In 1976, the fortunes of the company rebounded with six Motown releases reaching the Top 10, including two hits by the Commodores. Three of the companies releases reached #1, including "Love Hangover" and "Do You Know Where You're Going To" by Diana Ross and "Love Machine (Part 1)" by the Miracles. Stevie Wonder released his Songs In the Key of Life album, which entered the pop charts at #1. He picked up four more Grammys for the album. Berry Gordy and Mike Curb formed a new country label named MC, which inherited many of the same artists that were on Melodyland/Hitsville, but the new label achieved little success.
In 1977, Motown had three #1 pop hits, "Sir Duke" and "I Wish" by Stevie Wonder, and "Got to Give It Up (Part 1)" by Marvin Gaye, the latter one of the most infectious dance songs of all time. Two more singles by the Commodores also made the Top 10 that year. The next year, about the only single chart action for Motown was by the Commodores, who had the hit "Three Times a Lady." Their albums continued to sell in record numbers. Rick James was signed to the Gordy label and his first album Come and Get It [Gordy 981] eventually went on to sell 2 million copies. James' breakthrough album was 1981's Street Songs [Gordy 1002], which sold over three million copies. Motown Pictures produced The Wiz starring Diana Ross in 1978. In 1979, the Commodores "Still" was the only #1 pop hit for the year, and the group also had half the Top 10 singles with "Sail On". "Send One Your Love" by Stevie Wonder also reached the Top 10 in 1979.
During the 1980's, Motown continued to sell massive numbers of albums, culminating with Lionel Richie's 1984 Can't Slow Down [Motown 6059], which became the largest selling album in the company's history when it sold 10 million copies worldwide. In 1982, Motown went to a consolidated numbering system for all albums released on the three remaining active labels, Motown, Gordy and Tamla, starting with Motown 6000ML by Bettye Lavette. In addition to the 3 major labels, Motown also released albums in the 6000 series on the Latino label, which was Motown's attempt at a Hispanic label, and Morocco, which stood for Motown Rock Company.
In June 1988, Berry Gordy sold Motown Records to a partnership between MCA and Boston Ventures, with Gordy retaining the ownership of the Jobete Publishing catalog. Berry Gordy was always the consummate businessman. As good as he was as a judge of talent and hit songs, he was most of all an entrepreneur who transformed a $800 loan into the largest black owned business in United States history. In 1976, he pretty much summed it up when he said, "I earned 367 million dollars in 16 years. I must be doing something right"!

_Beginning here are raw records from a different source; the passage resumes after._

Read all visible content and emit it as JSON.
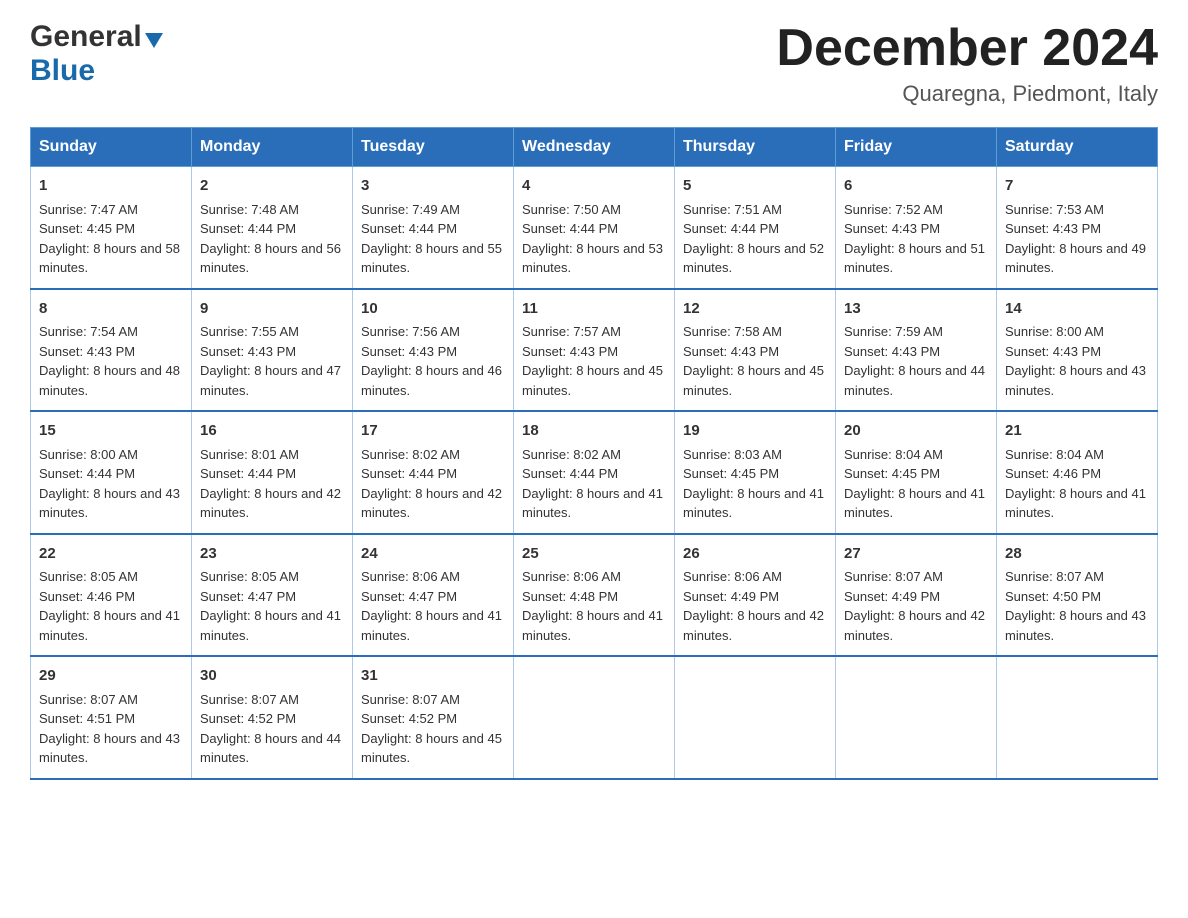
{
  "header": {
    "logo_general": "General",
    "logo_blue": "Blue",
    "month_title": "December 2024",
    "location": "Quaregna, Piedmont, Italy"
  },
  "weekdays": [
    "Sunday",
    "Monday",
    "Tuesday",
    "Wednesday",
    "Thursday",
    "Friday",
    "Saturday"
  ],
  "weeks": [
    [
      {
        "day": "1",
        "sunrise": "7:47 AM",
        "sunset": "4:45 PM",
        "daylight": "8 hours and 58 minutes."
      },
      {
        "day": "2",
        "sunrise": "7:48 AM",
        "sunset": "4:44 PM",
        "daylight": "8 hours and 56 minutes."
      },
      {
        "day": "3",
        "sunrise": "7:49 AM",
        "sunset": "4:44 PM",
        "daylight": "8 hours and 55 minutes."
      },
      {
        "day": "4",
        "sunrise": "7:50 AM",
        "sunset": "4:44 PM",
        "daylight": "8 hours and 53 minutes."
      },
      {
        "day": "5",
        "sunrise": "7:51 AM",
        "sunset": "4:44 PM",
        "daylight": "8 hours and 52 minutes."
      },
      {
        "day": "6",
        "sunrise": "7:52 AM",
        "sunset": "4:43 PM",
        "daylight": "8 hours and 51 minutes."
      },
      {
        "day": "7",
        "sunrise": "7:53 AM",
        "sunset": "4:43 PM",
        "daylight": "8 hours and 49 minutes."
      }
    ],
    [
      {
        "day": "8",
        "sunrise": "7:54 AM",
        "sunset": "4:43 PM",
        "daylight": "8 hours and 48 minutes."
      },
      {
        "day": "9",
        "sunrise": "7:55 AM",
        "sunset": "4:43 PM",
        "daylight": "8 hours and 47 minutes."
      },
      {
        "day": "10",
        "sunrise": "7:56 AM",
        "sunset": "4:43 PM",
        "daylight": "8 hours and 46 minutes."
      },
      {
        "day": "11",
        "sunrise": "7:57 AM",
        "sunset": "4:43 PM",
        "daylight": "8 hours and 45 minutes."
      },
      {
        "day": "12",
        "sunrise": "7:58 AM",
        "sunset": "4:43 PM",
        "daylight": "8 hours and 45 minutes."
      },
      {
        "day": "13",
        "sunrise": "7:59 AM",
        "sunset": "4:43 PM",
        "daylight": "8 hours and 44 minutes."
      },
      {
        "day": "14",
        "sunrise": "8:00 AM",
        "sunset": "4:43 PM",
        "daylight": "8 hours and 43 minutes."
      }
    ],
    [
      {
        "day": "15",
        "sunrise": "8:00 AM",
        "sunset": "4:44 PM",
        "daylight": "8 hours and 43 minutes."
      },
      {
        "day": "16",
        "sunrise": "8:01 AM",
        "sunset": "4:44 PM",
        "daylight": "8 hours and 42 minutes."
      },
      {
        "day": "17",
        "sunrise": "8:02 AM",
        "sunset": "4:44 PM",
        "daylight": "8 hours and 42 minutes."
      },
      {
        "day": "18",
        "sunrise": "8:02 AM",
        "sunset": "4:44 PM",
        "daylight": "8 hours and 41 minutes."
      },
      {
        "day": "19",
        "sunrise": "8:03 AM",
        "sunset": "4:45 PM",
        "daylight": "8 hours and 41 minutes."
      },
      {
        "day": "20",
        "sunrise": "8:04 AM",
        "sunset": "4:45 PM",
        "daylight": "8 hours and 41 minutes."
      },
      {
        "day": "21",
        "sunrise": "8:04 AM",
        "sunset": "4:46 PM",
        "daylight": "8 hours and 41 minutes."
      }
    ],
    [
      {
        "day": "22",
        "sunrise": "8:05 AM",
        "sunset": "4:46 PM",
        "daylight": "8 hours and 41 minutes."
      },
      {
        "day": "23",
        "sunrise": "8:05 AM",
        "sunset": "4:47 PM",
        "daylight": "8 hours and 41 minutes."
      },
      {
        "day": "24",
        "sunrise": "8:06 AM",
        "sunset": "4:47 PM",
        "daylight": "8 hours and 41 minutes."
      },
      {
        "day": "25",
        "sunrise": "8:06 AM",
        "sunset": "4:48 PM",
        "daylight": "8 hours and 41 minutes."
      },
      {
        "day": "26",
        "sunrise": "8:06 AM",
        "sunset": "4:49 PM",
        "daylight": "8 hours and 42 minutes."
      },
      {
        "day": "27",
        "sunrise": "8:07 AM",
        "sunset": "4:49 PM",
        "daylight": "8 hours and 42 minutes."
      },
      {
        "day": "28",
        "sunrise": "8:07 AM",
        "sunset": "4:50 PM",
        "daylight": "8 hours and 43 minutes."
      }
    ],
    [
      {
        "day": "29",
        "sunrise": "8:07 AM",
        "sunset": "4:51 PM",
        "daylight": "8 hours and 43 minutes."
      },
      {
        "day": "30",
        "sunrise": "8:07 AM",
        "sunset": "4:52 PM",
        "daylight": "8 hours and 44 minutes."
      },
      {
        "day": "31",
        "sunrise": "8:07 AM",
        "sunset": "4:52 PM",
        "daylight": "8 hours and 45 minutes."
      },
      null,
      null,
      null,
      null
    ]
  ]
}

Even though Motown sold millions more albums during the 1970s and 1980s then it had in the 1960s, Motown will always be remembered for the music it created during the 1960s that was heard on the tinny radios in automobiles as teenagers cruised the streets and highways. Never in history has one company produced so many top ten hits as Motown did during that marvelous decade. Today's commercials and movies are testimony to the great Motown songs of the '60s which are heard more than ever before.